4. FoldIt, protein folding game. Hands on demo of the FoldIt video game. https://www.youtube.com/watch?v=lGYJyur4FUA
HOME WORK The objective of the homework is to run the Rosetta protein structure prediction simulations and analyze the results.The idea is to get an understanding of how computational protein modeling works, looking at protein structures using a viewer (PyMol or Chimera or Rasmol) and making sense of the squiggles and wiggles. You'll also hopefully appreciate the computing power needed for biomolecular simulations. You'll pick one of the five test cases in the homework folder and run structure prediction calculations. The native structure of all the five test cases has already been solved. So, you can compare your output against the correct answer.

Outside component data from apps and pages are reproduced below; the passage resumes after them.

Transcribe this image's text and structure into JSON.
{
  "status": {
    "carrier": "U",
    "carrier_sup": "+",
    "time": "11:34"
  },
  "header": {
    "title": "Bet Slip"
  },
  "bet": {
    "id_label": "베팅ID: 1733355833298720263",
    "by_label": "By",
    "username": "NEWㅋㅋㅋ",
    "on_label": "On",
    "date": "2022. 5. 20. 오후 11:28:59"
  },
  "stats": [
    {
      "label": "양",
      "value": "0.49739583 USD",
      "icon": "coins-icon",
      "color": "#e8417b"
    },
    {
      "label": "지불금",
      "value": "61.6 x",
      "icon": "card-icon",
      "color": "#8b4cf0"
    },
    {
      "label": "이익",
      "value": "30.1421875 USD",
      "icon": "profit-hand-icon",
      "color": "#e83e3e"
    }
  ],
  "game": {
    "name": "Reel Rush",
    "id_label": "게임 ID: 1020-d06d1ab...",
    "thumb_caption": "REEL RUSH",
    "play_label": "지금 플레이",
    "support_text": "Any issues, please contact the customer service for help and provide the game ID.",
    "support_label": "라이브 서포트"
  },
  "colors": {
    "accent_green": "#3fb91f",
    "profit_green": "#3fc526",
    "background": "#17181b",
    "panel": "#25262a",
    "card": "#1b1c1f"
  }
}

Description of the folder contents The homework/structure_prediction has seven subfolders: 1S12, 1TTZ, 1WHZ, 2HFQ, 2HJJ, database and executable The executable folder contains two executables one each for Mac and Linux. There is no executable for Windows machine. You have to run the calculations on a Mac or Linux terminal. The database folder has a ton of precomputed database files that Rosetta uses for the simulation. The remaining five folders are the test cases. You'll pick one for your homework (feel free to pick more than one). The name of the folder is the PDB (www.rcsb.org) code of the native structure.
Contents of the test case folders (1S12,1TTZ, 1WHZ, 2HFQ, 2HJJ): In each folder you'll find six files. 'XXXX' corresponds to any one of the above PDB codes.

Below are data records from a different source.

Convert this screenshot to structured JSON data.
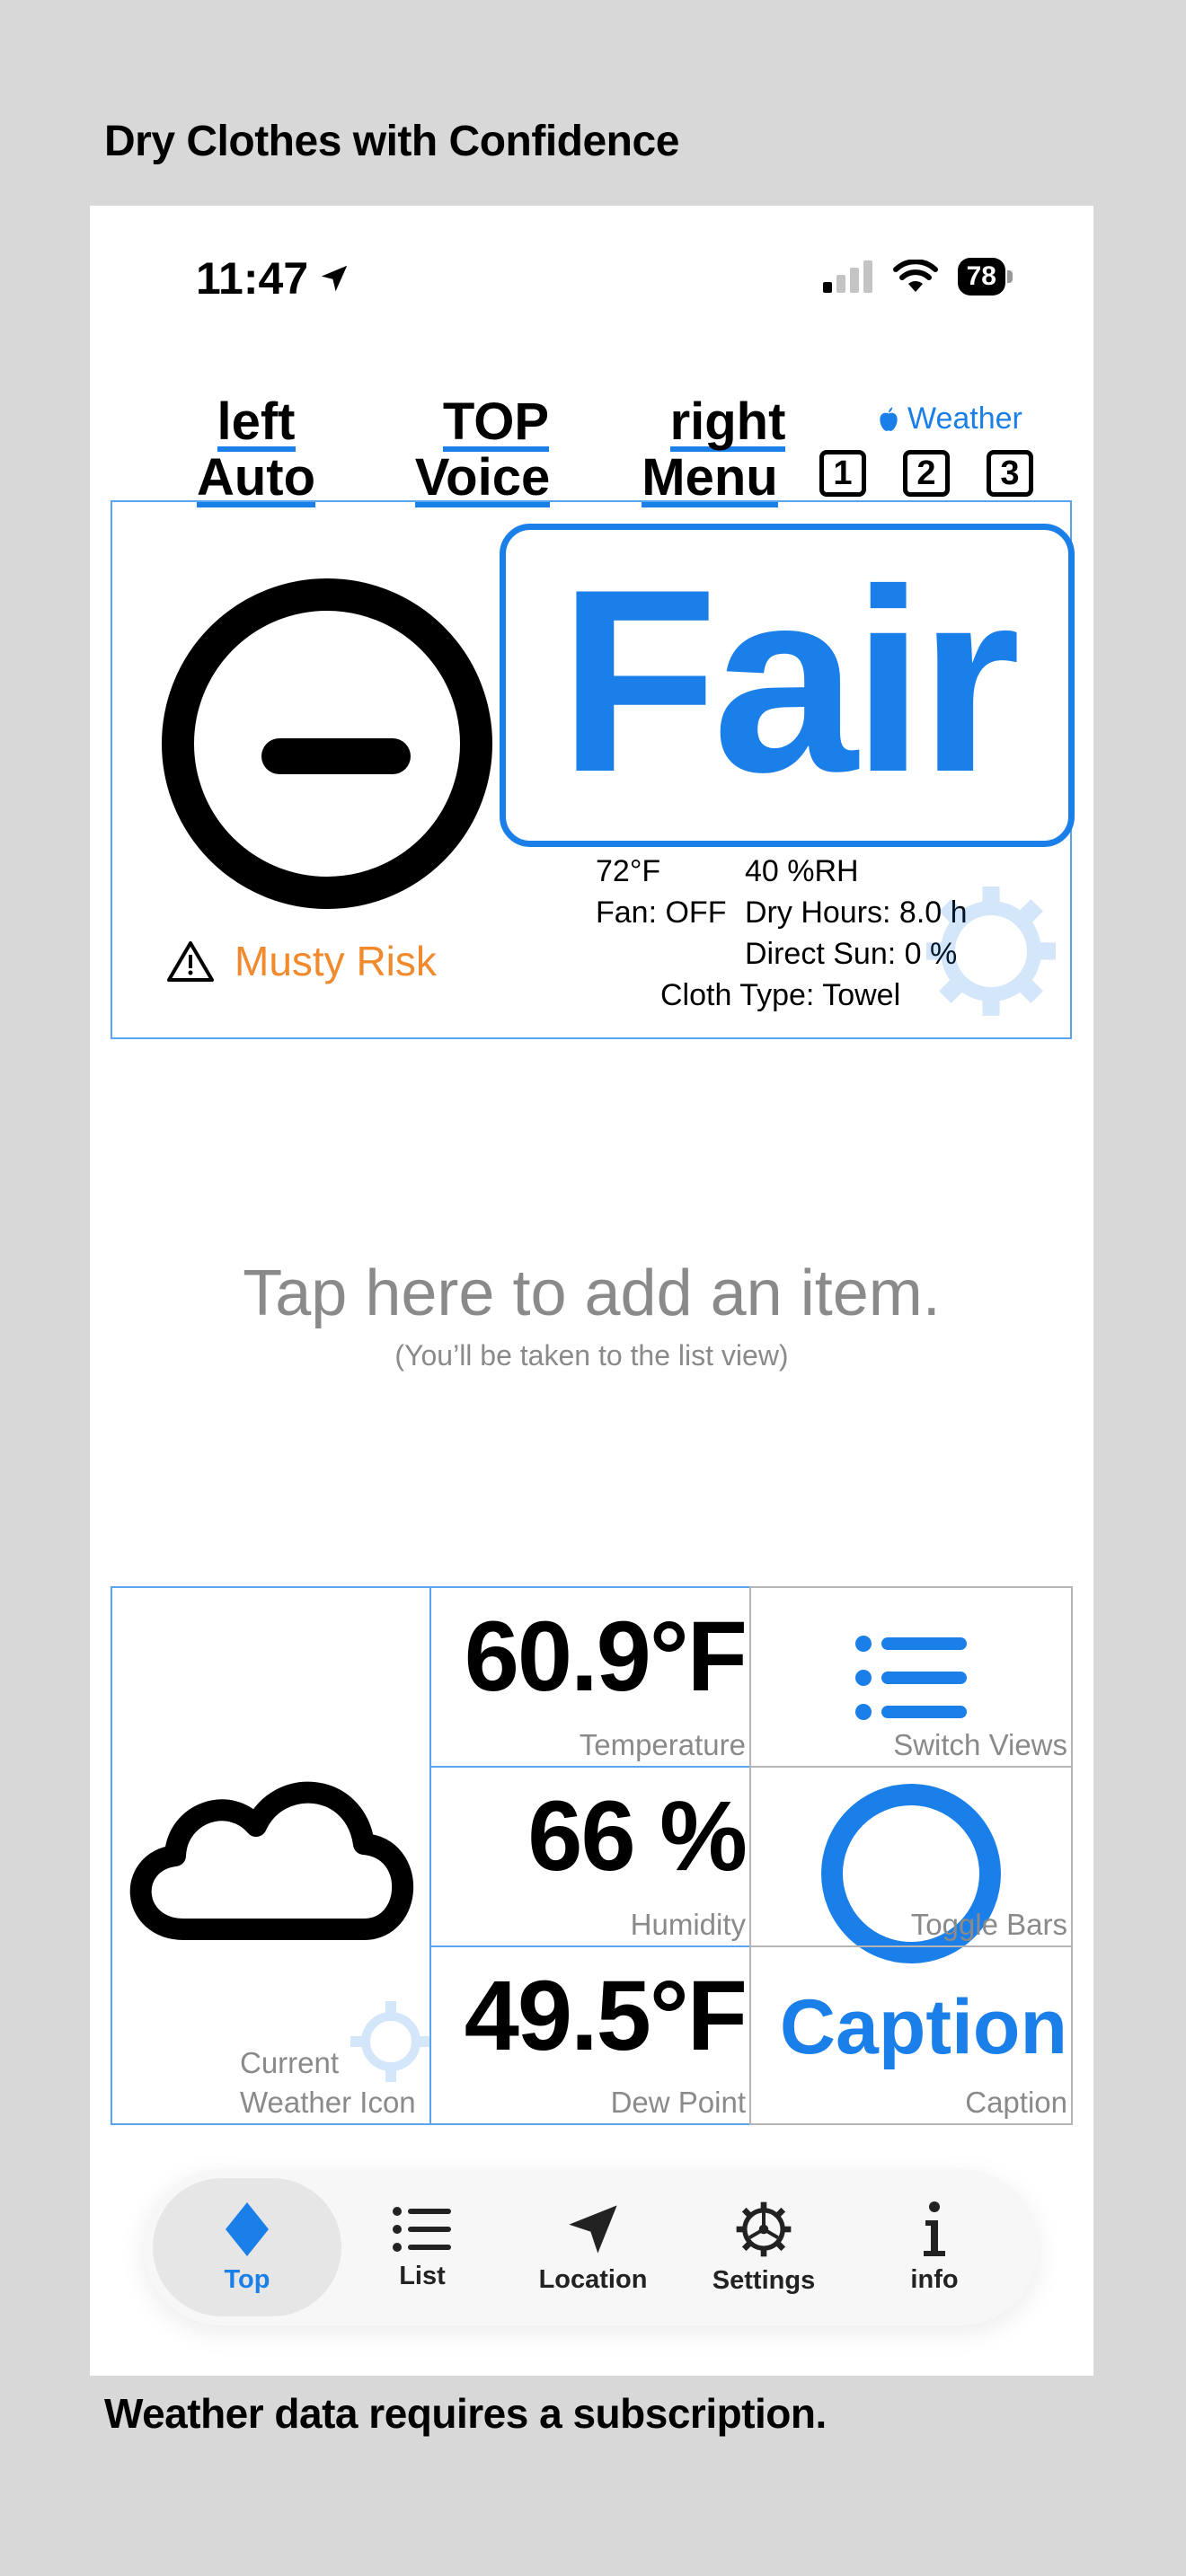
{
  "promo": {
    "headline": "Dry Clothes with Confidence",
    "footer": "Weather data requires a subscription."
  },
  "status_bar": {
    "time": "11:47",
    "battery": "78",
    "icons": [
      "location-arrow-icon",
      "cellular-signal-icon",
      "wifi-icon",
      "battery-icon"
    ]
  },
  "header": {
    "left": {
      "line1": "left",
      "line2": "Auto"
    },
    "top": {
      "line1": "TOP",
      "line2": "Voice"
    },
    "right": {
      "line1": "right",
      "line2": "Menu"
    },
    "weather_attribution": "Weather",
    "slots": [
      "1",
      "2",
      "3"
    ]
  },
  "status_panel": {
    "rating": "Fair",
    "warning": "Musty Risk",
    "temperature": "72°F",
    "humidity": "40 %RH",
    "fan": "Fan: OFF",
    "dry_hours": "Dry Hours: 8.0 h",
    "direct_sun": "Direct Sun: 0 %",
    "cloth_type": "Cloth Type: Towel",
    "colors": {
      "accent": "#1a7fe8",
      "warning": "#f08a2d"
    }
  },
  "empty_list": {
    "title": "Tap here to add an item.",
    "subtitle": "(You’ll be taken to the list view)"
  },
  "weather_grid": {
    "icon_label_1": "Current",
    "icon_label_2": "Weather Icon",
    "temperature": {
      "value": "60.9°F",
      "label": "Temperature"
    },
    "humidity": {
      "value": "66 %",
      "label": "Humidity"
    },
    "dew_point": {
      "value": "49.5°F",
      "label": "Dew Point"
    },
    "switch_views": {
      "label": "Switch Views"
    },
    "toggle_bars": {
      "label": "Toggle Bars"
    },
    "caption": {
      "value": "Caption",
      "label": "Caption"
    }
  },
  "tab_bar": {
    "active": "Top",
    "tabs": [
      {
        "label": "Top",
        "icon": "diamond-icon"
      },
      {
        "label": "List",
        "icon": "list-icon"
      },
      {
        "label": "Location",
        "icon": "location-arrow-icon"
      },
      {
        "label": "Settings",
        "icon": "gear-icon"
      },
      {
        "label": "info",
        "icon": "info-icon"
      }
    ]
  }
}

XXXX.200.3mers and XXXX.200.9mers: these are database of short fragments that Rosetta uses to assemble 3D structure customized for this protein.
XXXX.fasta: this is the protein sequence.
XXXX.pdb: this is the experimentally solved native structure.
XXXX.psipred.ss2: this contains the secondary structure propensity at every position.
abrelax_flags: instructions for the Rosetta code and paths to database.
The only file you may have to modify is abrelax_flags. You won't have to touch any of the other files.
Running the calculations Pick one test case. You can look at the native structure topology and size, and may be even function and decide on which one to pick. On a linux or mac terminal, navigate your way to the homework folder. Go to the specific folder of your test case. Open abrelax_flags in your favorite editor. Check to see if the following line is as shown. -database ../database If it says anything else besides ../database change it to ../database
The line -nstruct 100 tells the code to generate a 100 models. The more models you generate, the accurate your result is likely to be. But running more models requires more computing time. So you'll have balance that. The first time see how many hours it takes to generate a hundred models. If you have more free computer time, change the nstruct 100 to a larger number and rerun the calculations.
To the run program, type the following command inside your specific test case folder. If you type this anywhere else the program will not run because its looking for specific files in that folder.
That should start the program, and it will keep running till it generates a 100 models. If you turn off your computer or close the terminal screen, the job will end. If you are bit linux savvy, you can use the 'nohup' command and free the terminal.
After about 10-15 mins, you should additional files appear in that directory. score.fsc S_000001.pdb, S_000002.pdb etc
The S_ files are the models. The score.fsc file contains energy (in the 'score' column) and distance to native (in the 'rms' column).
Deliverables for homework assignment
1. Plot the score (or energy) vs rms plot. Rms stands for root mean square deviation. These are two columns in the score.fsc file. Compare that with the energy vs rms plots I showed in my slides.
2. Pick the lowest energy model and structurally compare it to the native. How close is it to the native? If its different, what parts did the computer program get wrong? You'll have to compare the structures using a Viewer like pymol or chimera or rasmol.
3. Pick the lowest rms model and structurally compare it to the native. How close is it to the native? If its different, how is it different? Remember that in a blind case, we will not have the benefit of an rms column.